During the time that I attended Marquette University, its archaeology program was partnered with a local CRM firm for the fieldwork project, so my first fieldwork experience was on a mitigation site. As is common knowledge, what projects a CRM firm finds themselves involved with at any given point depends on project availability and numerous other factors, so the archaeological site my field school took place at was a sort of “luck of the draw” situation. We learned the basics of our trade on a very small (about 10m x 10m) plot on the grounds of an industrial park that was slated to expand its facilities (hence the mitigation) in southeastern Wisconsin. Over the course of the four weeks of training, we learned about troweling techniques, profiling, Munsell colors, record keeping, and all the other vital practices that are the foundation of the responsible fieldwork, from two very attentive and detail-oriented instructors. We also learned – the hard way – another invaluable lesson inherent to the nature of archaeology:

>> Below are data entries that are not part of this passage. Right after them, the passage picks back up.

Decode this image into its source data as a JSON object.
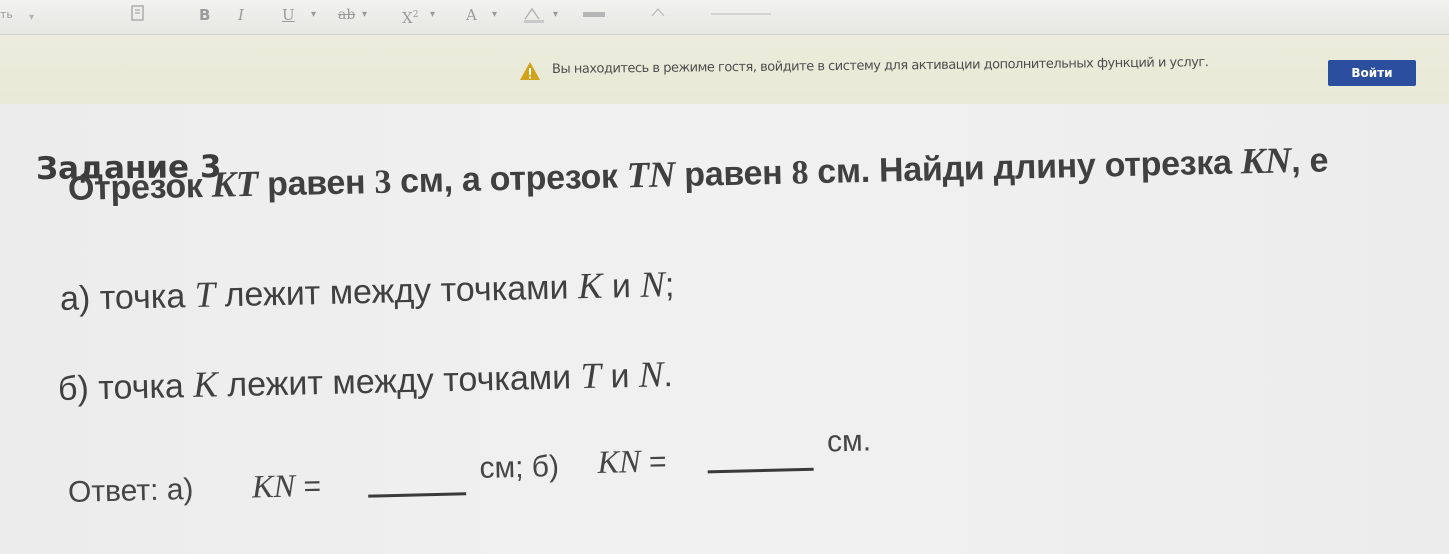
{
  "toolbar": {
    "style_select": "ть",
    "bold": "B",
    "italic": "I",
    "underline": "U",
    "strike": "ab",
    "superscript": "X",
    "font_color": "A"
  },
  "guest_bar": {
    "message": "Вы находитесь в режиме гостя, войдите в систему для активации дополнительных функций и услуг.",
    "login_label": "Войти",
    "warn_color": "#d2a21a",
    "button_color": "#2b4f9e"
  },
  "task": {
    "title": "Задание 3",
    "line1": {
      "p1": "Отрезок ",
      "v1": "KT",
      "p2": " равен ",
      "n1": "3",
      "p3": " см, а отрезок ",
      "v2": "TN",
      "p4": " равен ",
      "n2": "8",
      "p5": " см. Найди длину отрезка ",
      "v3": "KN",
      "p6": ", е"
    },
    "item_a": {
      "p1": "а) точка ",
      "v1": "T",
      "p2": " лежит между точками ",
      "v2": "K",
      "p3": " и ",
      "v3": "N",
      "p4": ";"
    },
    "item_b": {
      "p1": "б) точка ",
      "v1": "K",
      "p2": " лежит между точками ",
      "v2": "T",
      "p3": " и ",
      "v3": "N",
      "p4": "."
    }
  },
  "answer": {
    "label": "Ответ: а) ",
    "var_a": "KN",
    "eq_a": " =",
    "unit_a": "см; б) ",
    "var_b": "KN",
    "eq_b": " =",
    "unit_b": "см."
  }
}
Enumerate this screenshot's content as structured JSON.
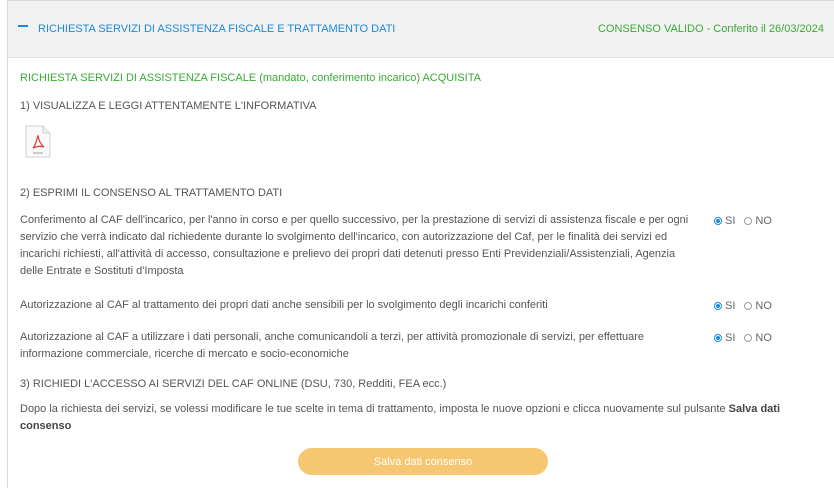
{
  "header": {
    "title": "RICHIESTA SERVIZI DI ASSISTENZA FISCALE E TRATTAMENTO DATI",
    "status": "CONSENSO VALIDO - Conferito il 26/03/2024"
  },
  "acquired": {
    "main": "RICHIESTA SERVIZI DI ASSISTENZA FISCALE",
    "detail": "(mandato, conferimento incarico) ACQUISITA"
  },
  "steps": {
    "step1": "1) VISUALIZZA E LEGGI ATTENTAMENTE L'INFORMATIVA",
    "step2": "2) ESPRIMI IL CONSENSO AL TRATTAMENTO DATI",
    "step3": "3) RICHIEDI L'ACCESSO AI SERVIZI DEL CAF ONLINE (DSU, 730, Redditi, FEA ecc.)"
  },
  "consents": [
    {
      "text": "Conferimento al CAF dell'incarico, per l'anno in corso e per quello successivo, per la prestazione di servizi di assistenza fiscale e per ogni servizio che verrà indicato dal richiedente durante lo svolgimento dell'incarico, con autorizzazione del Caf, per le finalità dei servizi ed incarichi richiesti, all'attività di accesso, consultazione e prelievo dei propri dati detenuti presso Enti Previdenziali/Assistenziali, Agenzia delle Entrate e Sostituti d'Imposta",
      "yes_label": "SI",
      "no_label": "NO",
      "selected": "SI"
    },
    {
      "text": "Autorizzazione al CAF al trattamento dei propri dati anche sensibili per lo svolgimento degli incarichi conferiti",
      "yes_label": "SI",
      "no_label": "NO",
      "selected": "SI"
    },
    {
      "text": "Autorizzazione al CAF a utilizzare i dati personali, anche comunicandoli a terzi, per attività promozionale di servizi, per effettuare informazione commerciale, ricerche di mercato e socio-economiche",
      "yes_label": "SI",
      "no_label": "NO",
      "selected": "SI"
    }
  ],
  "note": {
    "text": "Dopo la richiesta dei servizi, se volessi modificare le tue scelte in tema di trattamento, imposta le nuove opzioni e clicca nuovamente sul pulsante",
    "bold": "Salva dati consenso"
  },
  "save_button": "Salva dati consenso",
  "colors": {
    "accent_blue": "#1e88d8",
    "success_green": "#3aa935",
    "button_orange": "#f6c771"
  },
  "icons": {
    "toggle": "minus-icon",
    "document": "pdf-file-icon"
  }
}
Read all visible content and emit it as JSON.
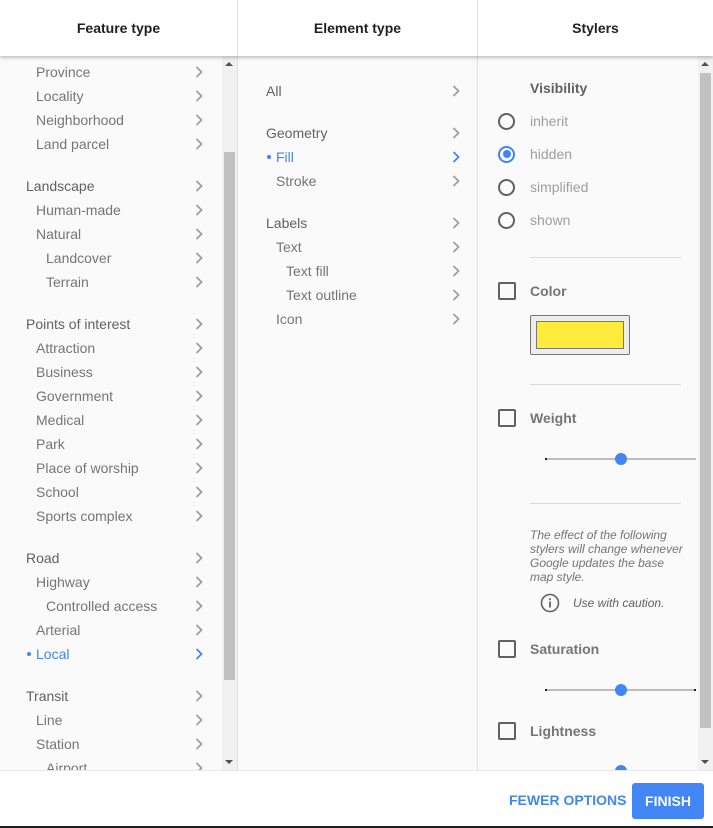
{
  "header": {
    "feature_type": "Feature type",
    "element_type": "Element type",
    "stylers": "Stylers"
  },
  "feature_list": [
    {
      "label": "Province",
      "level": 1
    },
    {
      "label": "Locality",
      "level": 1
    },
    {
      "label": "Neighborhood",
      "level": 1
    },
    {
      "label": "Land parcel",
      "level": 1
    },
    {
      "label": "Landscape",
      "level": 0
    },
    {
      "label": "Human-made",
      "level": 1
    },
    {
      "label": "Natural",
      "level": 1
    },
    {
      "label": "Landcover",
      "level": 2
    },
    {
      "label": "Terrain",
      "level": 2
    },
    {
      "label": "Points of interest",
      "level": 0
    },
    {
      "label": "Attraction",
      "level": 1
    },
    {
      "label": "Business",
      "level": 1
    },
    {
      "label": "Government",
      "level": 1
    },
    {
      "label": "Medical",
      "level": 1
    },
    {
      "label": "Park",
      "level": 1
    },
    {
      "label": "Place of worship",
      "level": 1
    },
    {
      "label": "School",
      "level": 1
    },
    {
      "label": "Sports complex",
      "level": 1
    },
    {
      "label": "Road",
      "level": 0
    },
    {
      "label": "Highway",
      "level": 1
    },
    {
      "label": "Controlled access",
      "level": 2
    },
    {
      "label": "Arterial",
      "level": 1
    },
    {
      "label": "Local",
      "level": 1,
      "active": true
    },
    {
      "label": "Transit",
      "level": 0
    },
    {
      "label": "Line",
      "level": 1
    },
    {
      "label": "Station",
      "level": 1
    },
    {
      "label": "Airport",
      "level": 2
    }
  ],
  "element_list": [
    {
      "label": "All",
      "level": 0
    },
    {
      "label": "Geometry",
      "level": 0
    },
    {
      "label": "Fill",
      "level": 1,
      "active": true
    },
    {
      "label": "Stroke",
      "level": 1
    },
    {
      "label": "Labels",
      "level": 0
    },
    {
      "label": "Text",
      "level": 1
    },
    {
      "label": "Text fill",
      "level": 2
    },
    {
      "label": "Text outline",
      "level": 2
    },
    {
      "label": "Icon",
      "level": 1
    }
  ],
  "stylers": {
    "visibility": {
      "title": "Visibility",
      "options": [
        "inherit",
        "hidden",
        "simplified",
        "shown"
      ],
      "selected": "hidden"
    },
    "color": {
      "label": "Color",
      "checked": false,
      "value": "#ffeb3b"
    },
    "weight": {
      "label": "Weight",
      "checked": false,
      "slider_fraction": 0.5
    },
    "note": "The effect of the following stylers will change whenever Google updates the base map style.",
    "caution": "Use with caution.",
    "saturation": {
      "label": "Saturation",
      "checked": false,
      "slider_fraction": 0.5
    },
    "lightness": {
      "label": "Lightness",
      "checked": false,
      "slider_fraction": 0.5
    }
  },
  "footer": {
    "fewer_options": "FEWER OPTIONS",
    "finish": "FINISH"
  },
  "colors": {
    "accent": "#4285f4",
    "swatch": "#ffeb3b"
  }
}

Sometimes you don’t find anything!
The entire four weeks’ worth of excavations yielded three tiny lithic flakes. Three! And I wasn’t one of the lucky students to find any of the three. So, ok, we found something, but there was nary a feature in sight, and very little even in the way of stratigraphic differentiation. We had very little to go on for material that would aid us in the actual interpretation of the site (would you even call that a site?). Our instructors ended up creating a faux feature in a wheelbarrow, towards the end of the field school so that we could have some hands-on experience bisecting one. I’m happy to say that every site I’ve worked on since has been much more prolific and that, if anything, my “learning by doing” process in graduate school has become one of working with more material than I know what to do with, instead of the opposite. That’s no less challenging in its own way, but it’s a problem I’ll take any day!
Attending a field school offers valuable experience in archaeological technique and theory. I decided to attend a field school after my college graduation in order to gain more experience before graduate school. At the time I was employed with an archaeology firm, but wanted the opportunity to travel and gain experience in archaeology outside of a Midwest perspective.

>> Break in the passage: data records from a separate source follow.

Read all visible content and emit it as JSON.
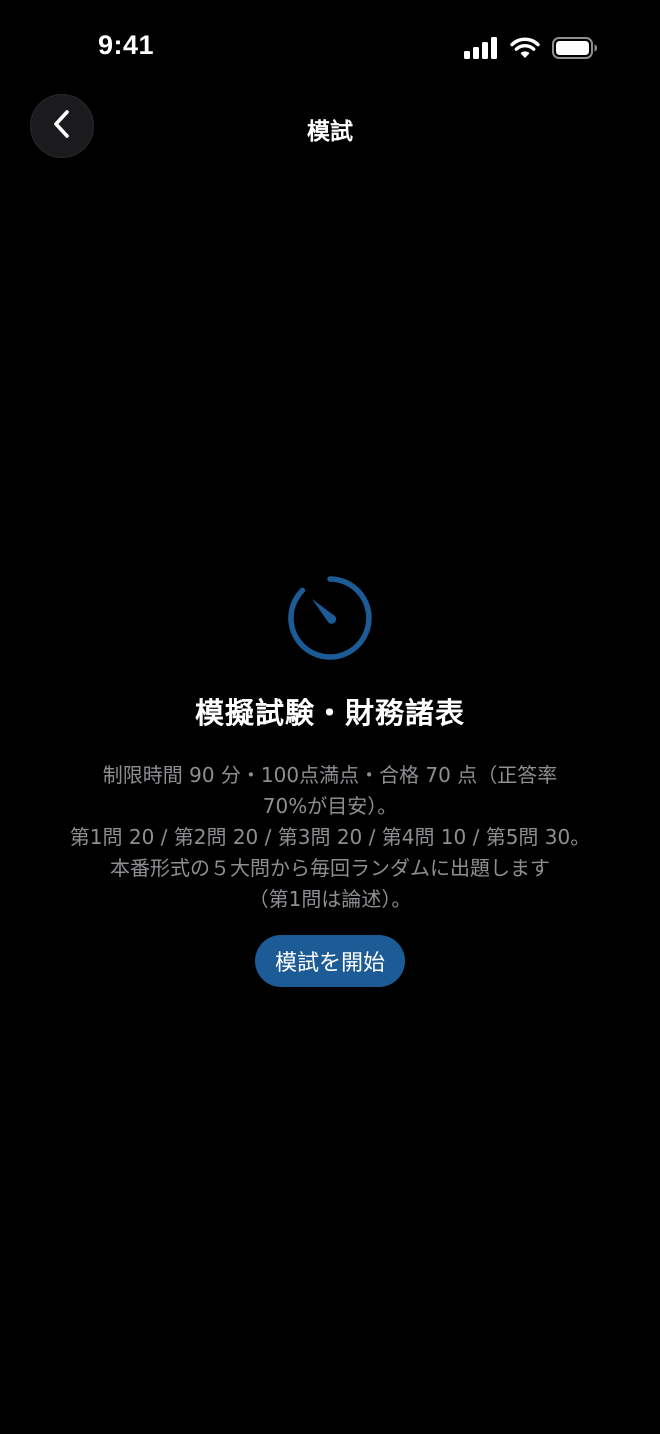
{
  "status_bar": {
    "time": "9:41"
  },
  "nav": {
    "title": "模試",
    "back_icon": "chevron-left-icon"
  },
  "exam": {
    "icon": "timer-icon",
    "accent_color": "#1c5b96",
    "title": "模擬試験・財務諸表",
    "description_lines": [
      "制限時間 90 分・100点満点・合格 70 点（正答率",
      "70%が目安）。",
      "第1問 20 / 第2問 20 / 第3問 20 / 第4問 10 / 第5問 30。",
      "本番形式の５大問から毎回ランダムに出題します",
      "（第1問は論述）。"
    ],
    "start_label": "模試を開始"
  }
}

The field school I attended was located in Spain and was an excavation of a Roman necropolis with stone laid tomb burials. Working in a different environment than I was used to called for adjustments in my usual archaeological excavation techniques. For example, instead of shovel, pickaxes were required to move through the rock-like soil, and preservation of bone was minimal. These differences gave me an opportunity to learn alternative techniques in excavation, recovery, and analysis through hands-on experience. And, although challenging at the time, overall it was a rewarding experience.
Stay tuned for part II!